5. It is sometimes argued that transgenic plants hybridizing with the wild or weedy relatives might give rise to super-weeds or pests of some sort. With some 20,000 kinds of plants in the world classified as weeds, and no demonstrations of the predicted “super weeds,” this seems an argument of no practical value. The excessive use of herbicides or pesticides gives rises to resistant weeds whether or not transgenic plants are involved. The development of additional herbicide-resistant strains of crop plants is being pursued actively by a number of companies.
6. It is argued that the use of transgenic crops endangers the survival of traditional crop varieties and of the practices involved in cultivating them. Such replacement is a property of any modern crop variety, and it has nothing to do with transgenic varieties per se. India’s excellent National Bureau on Plant Genetic Resources does a fine job of preserving traditional varieties in the country.
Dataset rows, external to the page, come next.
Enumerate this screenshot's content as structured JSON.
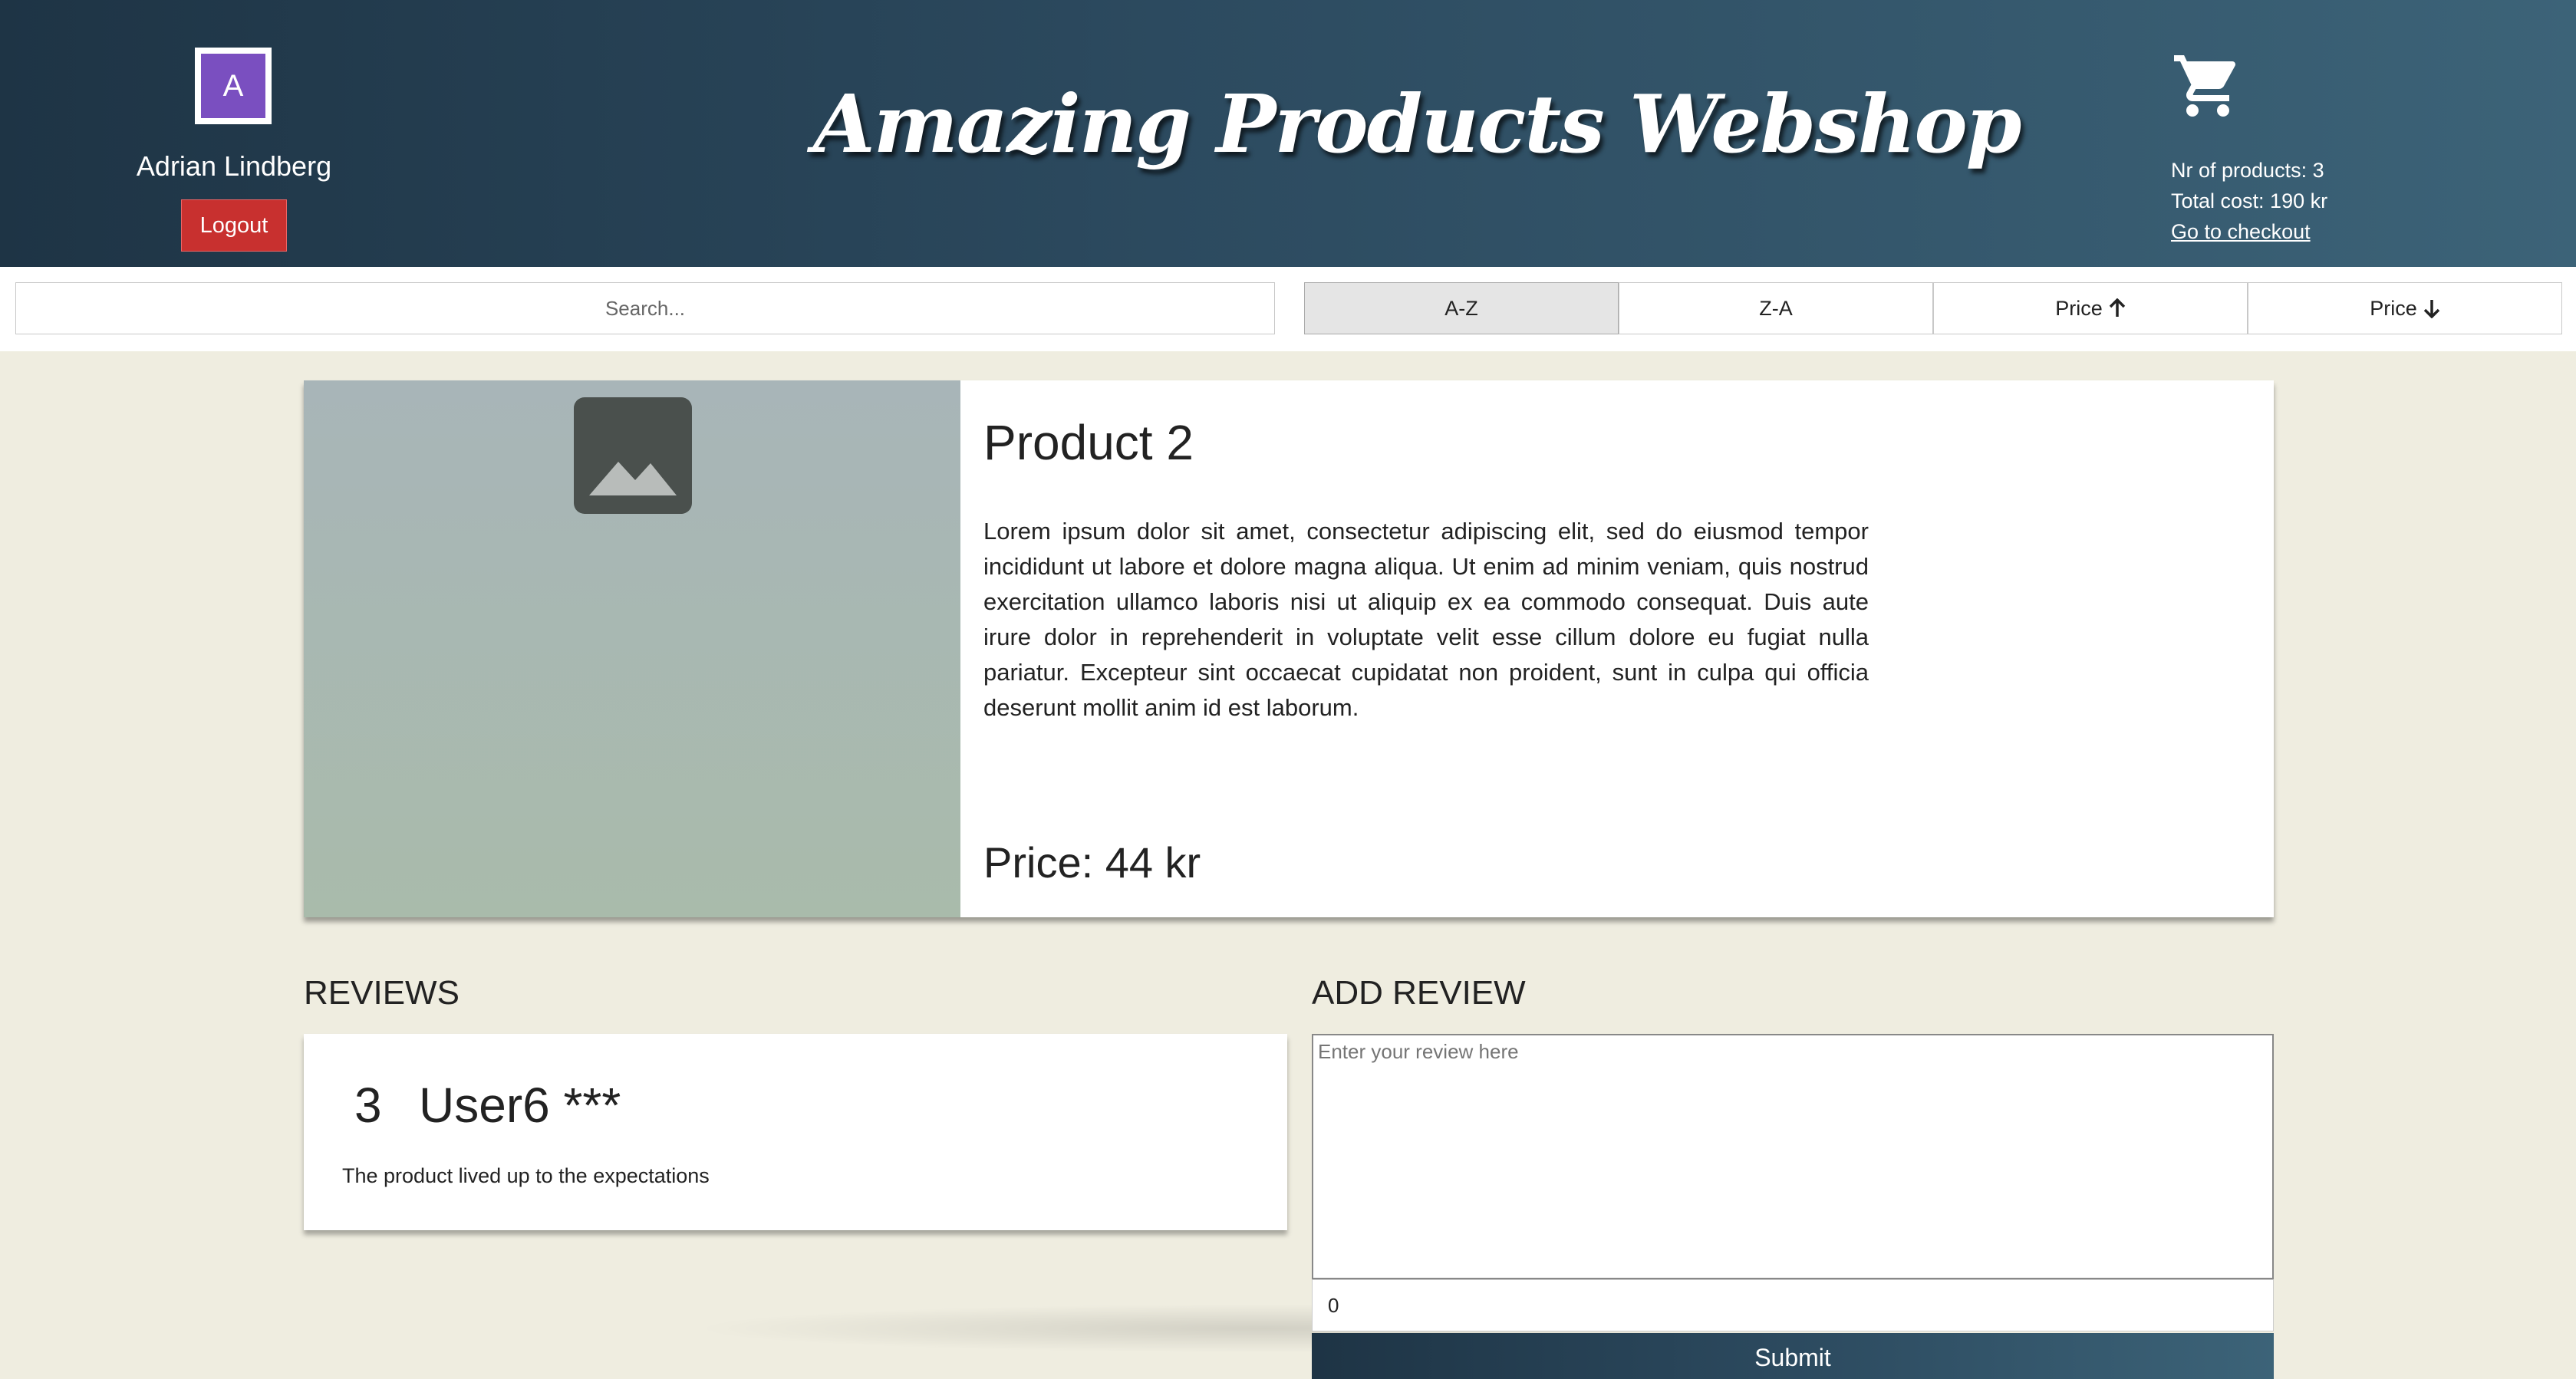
{
  "header": {
    "avatar_letter": "A",
    "username": "Adrian Lindberg",
    "logout_label": "Logout",
    "site_title": "Amazing Products Webshop",
    "cart": {
      "icon": "shopping-cart-icon",
      "nr_products_text": "Nr of products: 3",
      "total_cost_text": "Total cost: 190 kr",
      "checkout_link": "Go to checkout"
    }
  },
  "toolbar": {
    "search_placeholder": "Search...",
    "sort_buttons": [
      {
        "label": "A-Z",
        "active": true
      },
      {
        "label": "Z-A",
        "active": false
      },
      {
        "label": "Price",
        "icon": "arrow-up-icon",
        "active": false
      },
      {
        "label": "Price",
        "icon": "arrow-down-icon",
        "active": false
      }
    ]
  },
  "product": {
    "title": "Product 2",
    "image_icon": "image-placeholder-icon",
    "description": "Lorem ipsum dolor sit amet, consectetur adipiscing elit, sed do eiusmod tempor incididunt ut labore et dolore magna aliqua. Ut enim ad minim veniam, quis nostrud exercitation ullamco laboris nisi ut aliquip ex ea commodo consequat. Duis aute irure dolor in reprehenderit in voluptate velit esse cillum dolore eu fugiat nulla pariatur. Excepteur sint occaecat cupidatat non proident, sunt in culpa qui officia deserunt mollit anim id est laborum.",
    "price_text": "Price: 44 kr"
  },
  "reviews": {
    "heading": "REVIEWS",
    "items": [
      {
        "rating": "3",
        "user": "User6 ***",
        "text": "The product lived up to the expectations"
      }
    ]
  },
  "add_review": {
    "heading": "ADD REVIEW",
    "textarea_placeholder": "Enter your review here",
    "rating_value": "0",
    "submit_label": "Submit"
  },
  "colors": {
    "header_dark": "#1e3445",
    "header_light": "#3c6378",
    "logout_red": "#c8302f",
    "avatar_purple": "#7a4fc0",
    "page_background": "#efede0"
  }
}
It cannot be expected that farmers should continue growing low-yielding strains of crops to preserve them unless the farmers are subsidized for doing so. In other words, one can’t prop up sustainability on the backs of poor farmers.
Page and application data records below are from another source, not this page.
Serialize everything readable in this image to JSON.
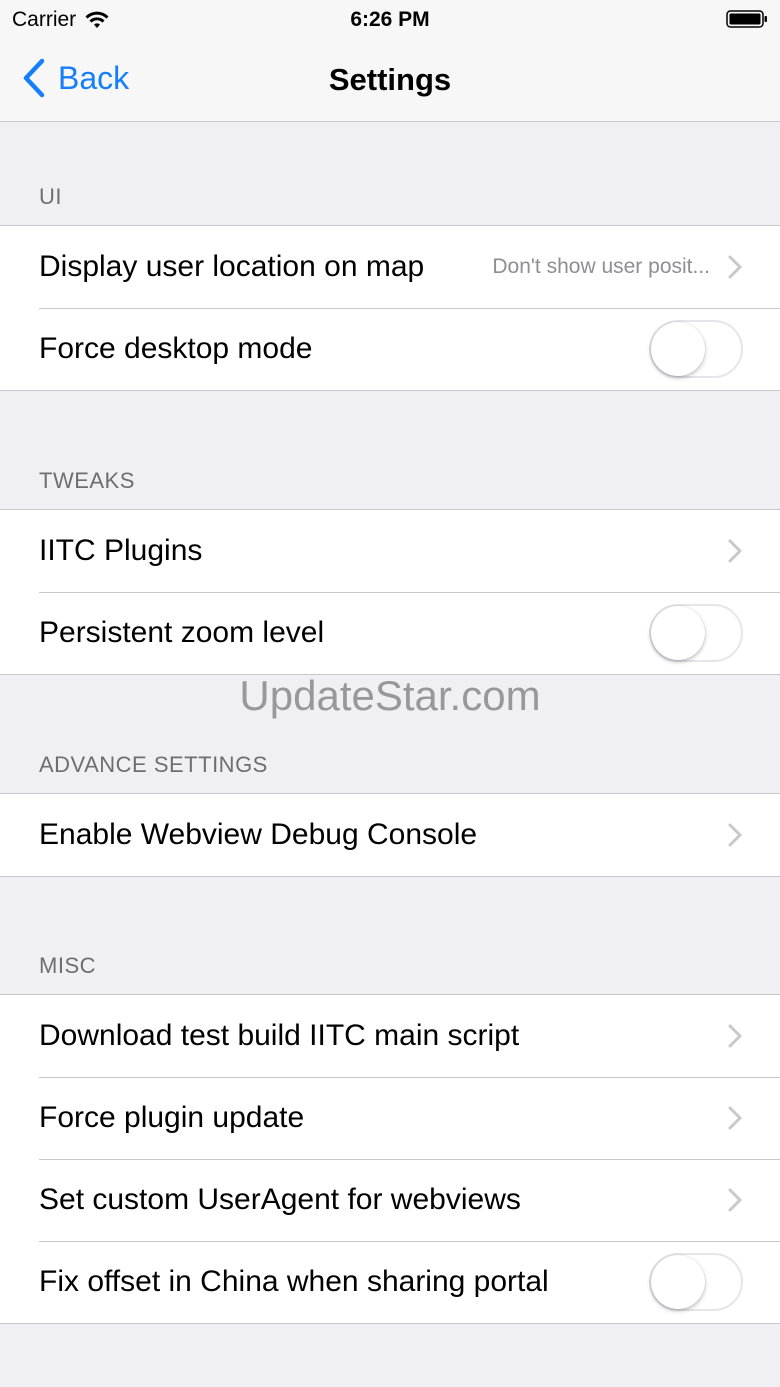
{
  "status": {
    "carrier": "Carrier",
    "time": "6:26 PM"
  },
  "nav": {
    "back_label": "Back",
    "title": "Settings"
  },
  "sections": {
    "ui": {
      "header": "UI",
      "display_location": {
        "label": "Display user location on map",
        "detail": "Don't show user posit..."
      },
      "force_desktop": {
        "label": "Force desktop mode",
        "on": false
      }
    },
    "tweaks": {
      "header": "TWEAKS",
      "plugins": {
        "label": "IITC Plugins"
      },
      "persistent_zoom": {
        "label": "Persistent zoom level",
        "on": false
      }
    },
    "advance": {
      "header": "ADVANCE SETTINGS",
      "debug_console": {
        "label": "Enable Webview Debug Console"
      }
    },
    "misc": {
      "header": "MISC",
      "download_test": {
        "label": "Download test build IITC main script"
      },
      "force_plugin_update": {
        "label": "Force plugin update"
      },
      "user_agent": {
        "label": "Set custom UserAgent for webviews"
      },
      "fix_offset": {
        "label": "Fix offset in China when sharing portal",
        "on": false
      }
    }
  },
  "watermark": "UpdateStar.com",
  "colors": {
    "accent": "#147efb",
    "background": "#efeff4",
    "separator": "#c8c7cc",
    "secondary_text": "#8e8e93"
  },
  "icons": [
    "wifi-icon",
    "battery-icon",
    "back-chevron-icon",
    "chevron-right-icon"
  ]
}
[g]iven these scientific findings, there is a moral imperative to make the benefits of GE technology available on a larger scale to poor and vulnerable populations who want them and on terms that will enable them to raise their standards of living, improve their health and protect their environments.
§159: Faith and science: "Though faith is above reason, there can never be any real discrepancy between faith and reason. Since the same God who reveals mysteries and infuses faith has bestowed the light of reason on the human mind, God cannot deny himself, nor can truth ever contradict truth." "Consequently, methodical research in all branches of knowledge, provided it is carried out in a truly scientific manner and does not override moral laws, can never conflict with the faith, because the things of the world and the things of faith derive from the same God. The humble and persevering investigator of the secrets of nature is being led, as it were, by the hand of God in spite of himself, for it is God, the conserver of all things, who made them what they are."
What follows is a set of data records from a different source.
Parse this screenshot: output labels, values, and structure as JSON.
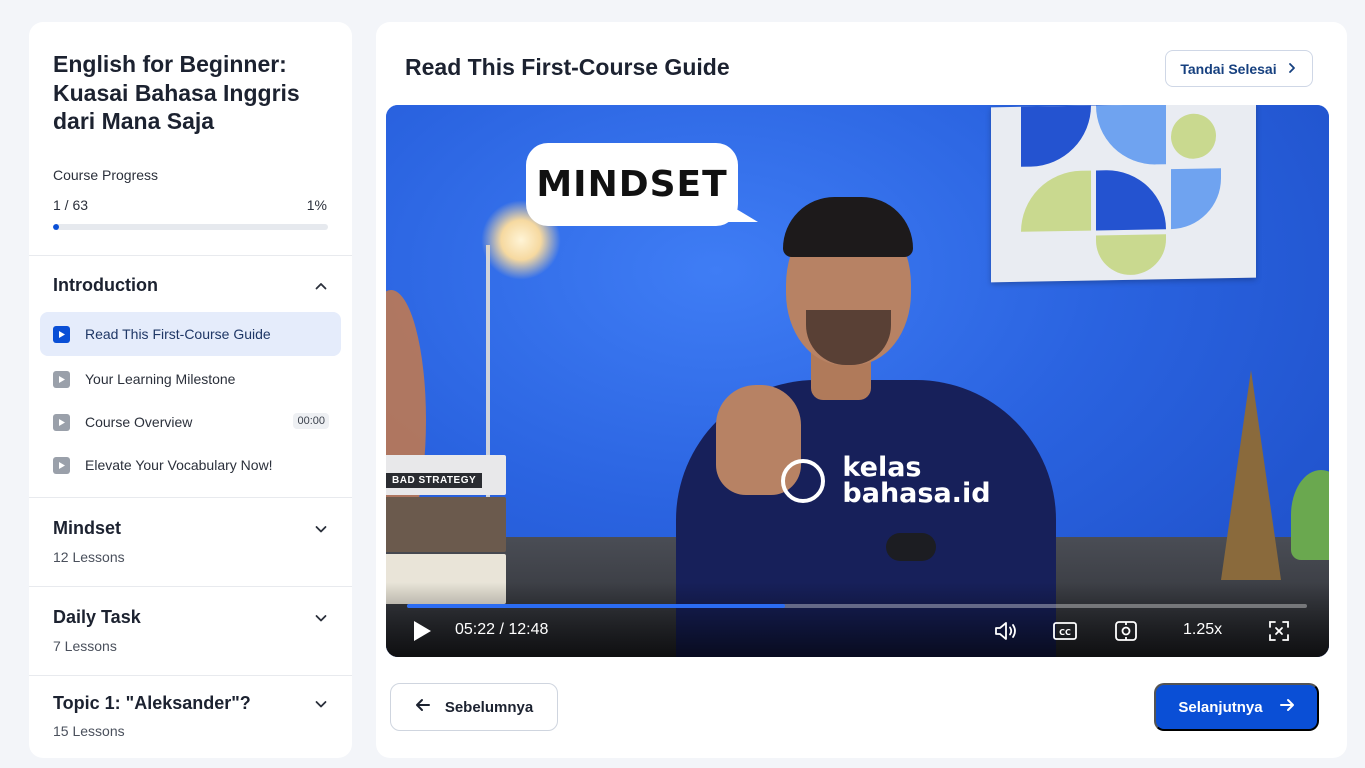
{
  "sidebar": {
    "course_title": "English for Beginner: Kuasai Bahasa Inggris dari Mana Saja",
    "progress": {
      "label": "Course Progress",
      "count": "1 / 63",
      "percent_text": "1%",
      "fraction": 0.01
    },
    "sections": [
      {
        "title": "Introduction",
        "expanded": true,
        "icon": "chevron-up-icon",
        "lessons": [
          {
            "label": "Read This First-Course Guide",
            "active": true,
            "icon": "play-icon"
          },
          {
            "label": "Your Learning Milestone",
            "active": false,
            "icon": "play-icon"
          },
          {
            "label": "Course Overview",
            "active": false,
            "icon": "play-icon",
            "duration": "00:00"
          },
          {
            "label": "Elevate Your Vocabulary Now!",
            "active": false,
            "icon": "play-icon"
          }
        ]
      },
      {
        "title": "Mindset",
        "subtitle": "12 Lessons",
        "expanded": false,
        "icon": "chevron-down-icon"
      },
      {
        "title": "Daily Task",
        "subtitle": "7 Lessons",
        "expanded": false,
        "icon": "chevron-down-icon"
      },
      {
        "title": "Topic 1: \"Aleksander\"?",
        "subtitle": "15 Lessons",
        "expanded": false,
        "icon": "chevron-down-icon"
      }
    ]
  },
  "main": {
    "lesson_title": "Read This First-Course Guide",
    "mark_done_label": "Tandai Selesai",
    "video": {
      "speech_bubble": "MINDSET",
      "book_spine": "BAD STRATEGY",
      "shirt_logo_line1": "kelas",
      "shirt_logo_line2": "bahasa.id",
      "time": "05:22 / 12:48",
      "played_fraction": 0.42,
      "speed": "1.25x",
      "icons": [
        "play-icon",
        "volume-icon",
        "captions-icon",
        "settings-icon",
        "fullscreen-icon"
      ]
    },
    "prev_label": "Sebelumnya",
    "next_label": "Selanjutnya"
  },
  "colors": {
    "accent": "#0a4fd6",
    "active_lesson_bg": "#e5ecfb",
    "page_bg": "#f3f5f9"
  }
}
UPDATE: A reader commented on the inclusion of biotechnology in the Compendium of the Social Doctrine of the Church. This is indeed an important piece to the story. The relevant sections of the Compendium are 472 to 480 and they do indeed echo what has been noted above. Here's one example:
473. The Christian vision of creation makes a positive judgment on the acceptability of human intervention in nature, which also includes other living beings, and at the same time makes a strong appeal for responsibility. In effect, nature is not a sacred or divine reality that man must leave alone. Rather, it is a gift offered by the Creator to the human community, entrusted to the intelligence and moral responsibility of men and women. For this reason the human person does not commit an illicit act when, out of respect for the order, beauty and usefulness of individual living beings and their function in the ecosystem, he intervenes by modifying some of their characteristics or properties. Human interventions that damage living beings or the natural environment deserve condemnation, while those that improve them are praiseworthy. The acceptability of the use of biological and biogenetic techniques is only one part of the ethical problem: as with every human behaviour, it is also necessary to evaluate accurately the real benefits as well as the possible consequences in terms of risks. In the realm of technological-scientific interventions that have forceful and widespread impact on living organisms, with the possibility of significant long-term repercussions, it is unacceptable to act lightly or irresponsibly.